Start by selecting your data. You can see below that our data begins with a starting balance, includes incoming and outgoing funds, and wraps up with an ending balance. You should arrange your data similarly.

Go to the Insert tab and the Charts section of the ribbon. Click the Waterfall drop-down arrow and pick “Waterfall” as the chart type.

Now, you might notice that the starting and ending totals don’t match with the numbers on the vertical axis and aren’t colored as Total per the legend. Not to worry—this is a simple fix!

Excel recognizes those starting and ending amounts as parts of the series (positives and negatives) rather than totals.

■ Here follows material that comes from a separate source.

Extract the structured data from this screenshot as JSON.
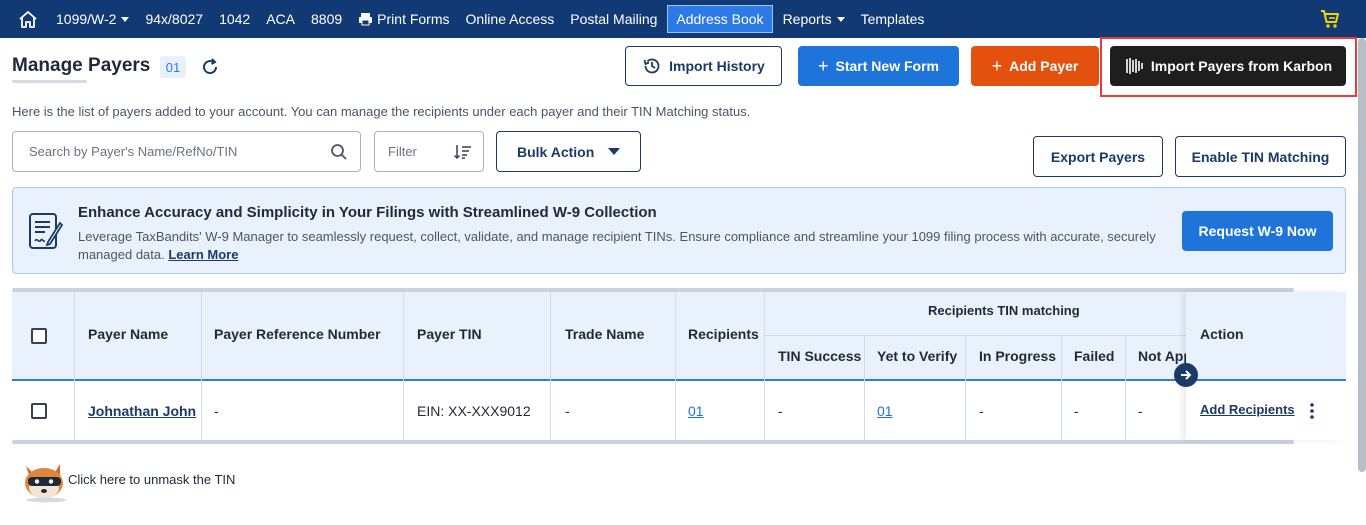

To fix this, double-click the chart to display the Format sidebar. Select the bar for the total by clicking it twice. Click the Series Options tab in the sidebar and expand Series Options if necessary.

Check the box for “Set as Total.” Then, do the same for the other total.

Now, you’ll see that those bars match up with the vertical axis and are colored as Total per the legend.

## Customize a Waterfall Chart

Like other chart types in Excel, you can customize the design, colors, and appearance of your chart. If this isn’t something you’ve done yet in Excel, here are the basics for customizing your chart.

If you’d like to start by changing the title, click the Chart Title text box.

Double-click the chart to open the Format Chart Area sidebar. Then, use the Fill & Line, Effects, and Size & Properties tabs to do things like add a border, apply a shadow, or scale the chart.

Select the chart and use the buttons on the right (Excel on Windows) to adjust Chart Elements like labels and the legend, or Chart Styles to pick a theme or color scheme.

Select the chart and go to the Chart Design tab. Then, use the tools in the ribbon to select a different layout, change the colors, pick a new style, or adjust your data selection.

You can also move your chart to a new spot on your sheet by simply dragging it. And, to resize your chart, drag inward or outward from a corner or edge.

For help with other chart types, take a look at how to make a bar chart in Excel or create a combo chart.

Sandy Writtenhouse
With her B.S. in Information Technology, Sandy worked for many years in the IT industry as a Project Manager, Department Manager, and PMO Lead. She learned how technology can enrich both professional and personal lives by using the right tools. And, she has shared those suggestions and how-tos on many websites over time. With thousands of articles under her belt, Sandy strives to help others use technology to their advantage.